The list of medical uses for marijuana (Cannabis Sativa) continues to grow. The Journal of Natural Products recently published a paper outlining the newly isolated antibiotic effects of the class of molecules known as cannabanoids. This group includes the non-psychoactive cannabichromene, cannabigerol, and cannabidiol but also includes the well-known and definitely psychotropic tetrahydrocannabinol (THC).

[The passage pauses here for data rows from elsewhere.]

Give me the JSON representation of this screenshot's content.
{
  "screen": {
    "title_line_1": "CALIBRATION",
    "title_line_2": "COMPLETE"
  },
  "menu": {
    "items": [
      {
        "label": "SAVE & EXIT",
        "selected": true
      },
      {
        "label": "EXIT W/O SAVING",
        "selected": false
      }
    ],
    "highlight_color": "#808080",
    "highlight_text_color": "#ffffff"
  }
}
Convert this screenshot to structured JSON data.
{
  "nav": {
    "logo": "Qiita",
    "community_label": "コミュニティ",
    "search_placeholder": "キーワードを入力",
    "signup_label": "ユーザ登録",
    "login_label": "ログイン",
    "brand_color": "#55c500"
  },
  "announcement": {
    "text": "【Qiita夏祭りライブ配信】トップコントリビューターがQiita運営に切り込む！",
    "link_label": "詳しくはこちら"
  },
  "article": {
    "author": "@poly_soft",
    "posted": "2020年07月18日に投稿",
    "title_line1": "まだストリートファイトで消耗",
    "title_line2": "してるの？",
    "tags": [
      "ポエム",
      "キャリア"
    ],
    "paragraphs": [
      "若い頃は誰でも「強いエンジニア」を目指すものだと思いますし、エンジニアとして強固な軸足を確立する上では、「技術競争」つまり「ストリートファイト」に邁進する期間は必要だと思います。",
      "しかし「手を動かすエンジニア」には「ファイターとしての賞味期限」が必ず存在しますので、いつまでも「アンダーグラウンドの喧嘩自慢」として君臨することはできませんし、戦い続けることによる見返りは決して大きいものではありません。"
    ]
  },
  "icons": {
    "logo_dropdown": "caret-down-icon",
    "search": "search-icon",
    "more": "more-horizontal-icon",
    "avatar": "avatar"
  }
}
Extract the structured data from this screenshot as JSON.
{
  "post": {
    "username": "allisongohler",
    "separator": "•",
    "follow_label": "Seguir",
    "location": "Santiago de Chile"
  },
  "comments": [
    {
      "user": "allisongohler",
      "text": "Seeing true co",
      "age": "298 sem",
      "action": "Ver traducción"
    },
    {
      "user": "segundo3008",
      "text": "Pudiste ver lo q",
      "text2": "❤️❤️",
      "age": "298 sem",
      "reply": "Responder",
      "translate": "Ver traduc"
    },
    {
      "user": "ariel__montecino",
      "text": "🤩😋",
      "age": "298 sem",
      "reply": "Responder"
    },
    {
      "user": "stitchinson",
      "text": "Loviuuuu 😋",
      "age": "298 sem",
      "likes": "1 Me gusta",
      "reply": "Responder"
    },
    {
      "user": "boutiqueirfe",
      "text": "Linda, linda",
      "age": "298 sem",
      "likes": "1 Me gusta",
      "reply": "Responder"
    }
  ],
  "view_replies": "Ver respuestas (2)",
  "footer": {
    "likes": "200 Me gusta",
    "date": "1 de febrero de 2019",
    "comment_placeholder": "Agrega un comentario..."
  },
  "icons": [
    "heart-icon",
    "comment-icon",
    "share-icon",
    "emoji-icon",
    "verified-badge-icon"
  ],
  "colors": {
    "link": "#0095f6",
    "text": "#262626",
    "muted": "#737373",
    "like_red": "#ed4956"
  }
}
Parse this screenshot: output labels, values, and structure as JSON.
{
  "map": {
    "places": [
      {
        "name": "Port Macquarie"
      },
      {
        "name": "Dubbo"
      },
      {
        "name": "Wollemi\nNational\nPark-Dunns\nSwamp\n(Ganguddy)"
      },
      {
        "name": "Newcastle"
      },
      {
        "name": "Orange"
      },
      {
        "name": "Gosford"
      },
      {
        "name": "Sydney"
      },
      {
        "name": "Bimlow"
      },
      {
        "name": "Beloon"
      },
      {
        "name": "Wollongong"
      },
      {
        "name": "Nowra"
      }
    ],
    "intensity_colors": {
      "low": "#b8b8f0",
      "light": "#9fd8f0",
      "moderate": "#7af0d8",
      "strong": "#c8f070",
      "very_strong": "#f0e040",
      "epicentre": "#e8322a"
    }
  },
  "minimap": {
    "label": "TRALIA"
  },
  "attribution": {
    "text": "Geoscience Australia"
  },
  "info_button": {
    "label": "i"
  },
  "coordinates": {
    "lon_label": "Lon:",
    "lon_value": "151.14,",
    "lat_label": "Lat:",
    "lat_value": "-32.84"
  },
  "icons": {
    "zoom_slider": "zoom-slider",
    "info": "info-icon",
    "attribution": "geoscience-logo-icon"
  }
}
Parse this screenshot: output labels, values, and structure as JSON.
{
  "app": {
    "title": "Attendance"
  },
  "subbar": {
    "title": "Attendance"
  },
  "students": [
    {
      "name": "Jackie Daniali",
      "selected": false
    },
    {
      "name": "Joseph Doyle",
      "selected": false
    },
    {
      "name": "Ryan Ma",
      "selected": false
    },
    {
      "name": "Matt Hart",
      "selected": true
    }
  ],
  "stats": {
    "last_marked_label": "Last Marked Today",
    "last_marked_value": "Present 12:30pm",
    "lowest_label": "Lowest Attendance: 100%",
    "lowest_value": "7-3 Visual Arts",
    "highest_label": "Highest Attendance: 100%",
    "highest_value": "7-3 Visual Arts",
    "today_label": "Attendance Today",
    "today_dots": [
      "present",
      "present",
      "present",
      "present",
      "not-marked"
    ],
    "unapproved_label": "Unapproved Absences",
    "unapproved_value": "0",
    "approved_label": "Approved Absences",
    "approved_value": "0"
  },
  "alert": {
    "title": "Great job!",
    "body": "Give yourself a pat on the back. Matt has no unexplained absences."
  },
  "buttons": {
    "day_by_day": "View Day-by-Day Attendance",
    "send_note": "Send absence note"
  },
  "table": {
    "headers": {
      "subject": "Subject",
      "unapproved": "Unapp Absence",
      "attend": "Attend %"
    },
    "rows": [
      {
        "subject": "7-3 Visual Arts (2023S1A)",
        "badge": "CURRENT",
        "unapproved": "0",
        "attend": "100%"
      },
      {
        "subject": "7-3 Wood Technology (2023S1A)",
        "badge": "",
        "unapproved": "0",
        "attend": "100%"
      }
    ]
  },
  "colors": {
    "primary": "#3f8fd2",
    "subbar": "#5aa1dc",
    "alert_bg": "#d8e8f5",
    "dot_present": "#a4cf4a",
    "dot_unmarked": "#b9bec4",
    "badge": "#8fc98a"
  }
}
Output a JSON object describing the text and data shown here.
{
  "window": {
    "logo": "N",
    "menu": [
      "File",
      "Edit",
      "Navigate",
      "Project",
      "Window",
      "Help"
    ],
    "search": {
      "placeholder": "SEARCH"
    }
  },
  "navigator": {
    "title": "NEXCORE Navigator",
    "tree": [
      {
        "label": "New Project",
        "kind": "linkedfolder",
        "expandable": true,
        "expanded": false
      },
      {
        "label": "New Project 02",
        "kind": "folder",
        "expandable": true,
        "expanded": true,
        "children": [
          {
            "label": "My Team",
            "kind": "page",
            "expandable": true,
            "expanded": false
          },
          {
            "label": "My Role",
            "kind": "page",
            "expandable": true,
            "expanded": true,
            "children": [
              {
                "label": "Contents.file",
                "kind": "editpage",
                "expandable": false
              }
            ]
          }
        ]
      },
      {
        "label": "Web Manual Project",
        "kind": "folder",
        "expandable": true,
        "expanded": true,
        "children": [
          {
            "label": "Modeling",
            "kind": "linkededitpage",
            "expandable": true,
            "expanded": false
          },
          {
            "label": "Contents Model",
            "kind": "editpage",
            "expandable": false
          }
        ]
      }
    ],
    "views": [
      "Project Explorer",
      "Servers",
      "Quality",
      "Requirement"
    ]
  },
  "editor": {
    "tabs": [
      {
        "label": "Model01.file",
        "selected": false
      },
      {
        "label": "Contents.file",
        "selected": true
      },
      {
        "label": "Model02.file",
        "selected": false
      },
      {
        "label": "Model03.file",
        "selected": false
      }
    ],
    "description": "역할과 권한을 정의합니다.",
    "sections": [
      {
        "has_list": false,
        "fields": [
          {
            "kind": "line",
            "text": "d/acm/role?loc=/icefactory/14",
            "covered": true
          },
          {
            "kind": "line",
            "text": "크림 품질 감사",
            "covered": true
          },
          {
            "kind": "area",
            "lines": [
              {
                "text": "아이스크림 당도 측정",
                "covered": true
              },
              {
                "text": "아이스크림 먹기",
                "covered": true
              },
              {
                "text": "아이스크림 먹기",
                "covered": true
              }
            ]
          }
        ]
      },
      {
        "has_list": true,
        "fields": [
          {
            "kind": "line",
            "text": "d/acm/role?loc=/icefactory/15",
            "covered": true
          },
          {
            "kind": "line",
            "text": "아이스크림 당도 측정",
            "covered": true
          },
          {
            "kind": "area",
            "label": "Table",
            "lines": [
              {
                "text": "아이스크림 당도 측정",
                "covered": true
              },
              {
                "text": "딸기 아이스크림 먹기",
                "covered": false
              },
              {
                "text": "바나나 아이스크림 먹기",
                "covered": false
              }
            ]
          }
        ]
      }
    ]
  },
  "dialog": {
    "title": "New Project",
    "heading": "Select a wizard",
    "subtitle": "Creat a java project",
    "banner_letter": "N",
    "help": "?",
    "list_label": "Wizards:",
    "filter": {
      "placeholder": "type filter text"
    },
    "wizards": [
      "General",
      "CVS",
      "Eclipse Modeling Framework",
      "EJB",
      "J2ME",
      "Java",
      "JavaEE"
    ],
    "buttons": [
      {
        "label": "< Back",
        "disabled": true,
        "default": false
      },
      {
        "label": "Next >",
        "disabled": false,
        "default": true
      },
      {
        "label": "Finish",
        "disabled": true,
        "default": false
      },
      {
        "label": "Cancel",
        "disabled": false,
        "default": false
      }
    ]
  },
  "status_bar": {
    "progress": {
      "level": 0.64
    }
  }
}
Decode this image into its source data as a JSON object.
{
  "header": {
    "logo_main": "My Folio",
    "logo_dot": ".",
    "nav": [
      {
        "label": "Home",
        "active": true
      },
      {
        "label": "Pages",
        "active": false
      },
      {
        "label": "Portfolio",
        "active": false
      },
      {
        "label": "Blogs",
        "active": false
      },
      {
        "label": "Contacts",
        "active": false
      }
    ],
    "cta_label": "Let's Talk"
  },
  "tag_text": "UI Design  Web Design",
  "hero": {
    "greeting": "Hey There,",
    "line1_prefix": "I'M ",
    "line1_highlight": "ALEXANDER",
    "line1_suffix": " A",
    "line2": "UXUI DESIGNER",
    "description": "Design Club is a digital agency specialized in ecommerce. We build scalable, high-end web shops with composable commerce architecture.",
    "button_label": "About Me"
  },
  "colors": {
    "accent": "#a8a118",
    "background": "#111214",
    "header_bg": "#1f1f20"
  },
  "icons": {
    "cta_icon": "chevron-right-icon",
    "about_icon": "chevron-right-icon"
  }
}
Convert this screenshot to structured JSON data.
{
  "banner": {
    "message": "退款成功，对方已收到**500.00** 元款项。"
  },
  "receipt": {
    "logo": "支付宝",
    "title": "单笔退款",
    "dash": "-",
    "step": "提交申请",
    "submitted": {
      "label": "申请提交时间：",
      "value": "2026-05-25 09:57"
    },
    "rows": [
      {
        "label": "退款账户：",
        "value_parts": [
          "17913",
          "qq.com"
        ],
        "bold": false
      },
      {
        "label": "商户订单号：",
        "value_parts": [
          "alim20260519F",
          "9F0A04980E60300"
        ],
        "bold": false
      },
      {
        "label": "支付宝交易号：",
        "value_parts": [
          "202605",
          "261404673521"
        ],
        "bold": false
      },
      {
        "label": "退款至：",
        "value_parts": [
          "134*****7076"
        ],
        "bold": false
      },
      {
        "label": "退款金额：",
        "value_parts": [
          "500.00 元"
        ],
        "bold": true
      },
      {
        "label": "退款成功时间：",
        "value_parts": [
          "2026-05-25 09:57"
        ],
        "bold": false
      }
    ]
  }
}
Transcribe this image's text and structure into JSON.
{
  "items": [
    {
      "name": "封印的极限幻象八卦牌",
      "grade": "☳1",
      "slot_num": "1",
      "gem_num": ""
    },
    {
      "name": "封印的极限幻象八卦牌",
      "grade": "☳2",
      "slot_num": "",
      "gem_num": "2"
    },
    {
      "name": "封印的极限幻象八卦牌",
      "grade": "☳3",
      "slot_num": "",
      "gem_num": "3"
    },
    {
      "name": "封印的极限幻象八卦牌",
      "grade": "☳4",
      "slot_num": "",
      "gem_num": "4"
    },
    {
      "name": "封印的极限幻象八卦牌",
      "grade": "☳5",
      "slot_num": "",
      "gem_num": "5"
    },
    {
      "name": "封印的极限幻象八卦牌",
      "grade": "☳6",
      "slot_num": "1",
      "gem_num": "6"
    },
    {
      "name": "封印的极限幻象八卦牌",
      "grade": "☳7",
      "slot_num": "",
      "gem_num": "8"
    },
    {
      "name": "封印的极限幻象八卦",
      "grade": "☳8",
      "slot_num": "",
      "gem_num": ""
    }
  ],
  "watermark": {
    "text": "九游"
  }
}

Contrastingly, cannabis sativa itself, when not smoked, has been known since the 1950s to have strong antibacterial properties. However, as the technology of looking into how molecules are structured and how they interact was in its infancy at the time, the researchers were unable to determine which marijuana compounds were actually causing the antibacterial effects. As the social and research climates started to grow increasingly hostile to the investigation of black-listed substances in the US and around the world, antibiotic cannabis studies were soon shelved and ignored until they were finally picked up again fairly recently by modern science.
drug makers are busy developing and testing antibiotic drugs as well as considering potential uses for cannabanoids in various soaps and cleaning products. At present they are focusing their efforts on the derivatives of the non-psychoactive cannabanoids. This is presumably because the US FDA, and other governing bodies world-wide, might have a hard time with people getting high in order to cure a bacterial infection; not to mention getting high by just washing their hands.
Tue, Oct 14, 2008